> **Provided material**
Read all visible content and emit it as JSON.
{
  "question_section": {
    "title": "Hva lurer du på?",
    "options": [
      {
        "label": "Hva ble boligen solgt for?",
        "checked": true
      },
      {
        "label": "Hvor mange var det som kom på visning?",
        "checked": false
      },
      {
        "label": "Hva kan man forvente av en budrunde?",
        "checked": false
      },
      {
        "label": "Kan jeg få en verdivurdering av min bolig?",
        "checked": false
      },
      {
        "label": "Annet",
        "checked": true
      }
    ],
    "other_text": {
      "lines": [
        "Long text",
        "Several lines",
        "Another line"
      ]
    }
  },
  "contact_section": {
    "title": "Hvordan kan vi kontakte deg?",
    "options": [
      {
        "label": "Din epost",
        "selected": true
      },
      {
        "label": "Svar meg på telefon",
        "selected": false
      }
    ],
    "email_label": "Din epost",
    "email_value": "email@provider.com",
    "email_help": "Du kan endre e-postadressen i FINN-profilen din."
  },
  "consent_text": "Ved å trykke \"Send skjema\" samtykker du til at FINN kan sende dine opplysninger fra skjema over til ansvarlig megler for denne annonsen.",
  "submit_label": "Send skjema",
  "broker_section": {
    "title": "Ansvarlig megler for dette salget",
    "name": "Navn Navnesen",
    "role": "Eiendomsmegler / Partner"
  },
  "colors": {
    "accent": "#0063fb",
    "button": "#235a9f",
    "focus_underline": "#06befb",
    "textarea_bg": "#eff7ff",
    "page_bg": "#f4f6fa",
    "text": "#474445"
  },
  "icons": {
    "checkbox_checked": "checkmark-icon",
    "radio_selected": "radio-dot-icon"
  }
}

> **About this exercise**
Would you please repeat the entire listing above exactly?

> **Reply**
Read all visible content and emit it as JSON.
{
  "question_section": {
    "title": "Hva lurer du på?",
    "options": [
      {
        "label": "Hva ble boligen solgt for?",
        "checked": true
      },
      {
        "label": "Hvor mange var det som kom på visning?",
        "checked": false
      },
      {
        "label": "Hva kan man forvente av en budrunde?",
        "checked": false
      },
      {
        "label": "Kan jeg få en verdivurdering av min bolig?",
        "checked": false
      },
      {
        "label": "Annet",
        "checked": true
      }
    ],
    "other_text": {
      "lines": [
        "Long text",
        "Several lines",
        "Another line"
      ]
    }
  },
  "contact_section": {
    "title": "Hvordan kan vi kontakte deg?",
    "options": [
      {
        "label": "Din epost",
        "selected": true
      },
      {
        "label": "Svar meg på telefon",
        "selected": false
      }
    ],
    "email_label": "Din epost",
    "email_value": "email@provider.com",
    "email_help": "Du kan endre e-postadressen i FINN-profilen din."
  },
  "consent_text": "Ved å trykke \"Send skjema\" samtykker du til at FINN kan sende dine opplysninger fra skjema over til ansvarlig megler for denne annonsen.",
  "submit_label": "Send skjema",
  "broker_section": {
    "title": "Ansvarlig megler for dette salget",
    "name": "Navn Navnesen",
    "role": "Eiendomsmegler / Partner"
  },
  "colors": {
    "accent": "#0063fb",
    "button": "#235a9f",
    "focus_underline": "#06befb",
    "textarea_bg": "#eff7ff",
    "page_bg": "#f4f6fa",
    "text": "#474445"
  },
  "icons": {
    "checkbox_checked": "checkmark-icon",
    "radio_selected": "radio-dot-icon"
  }
}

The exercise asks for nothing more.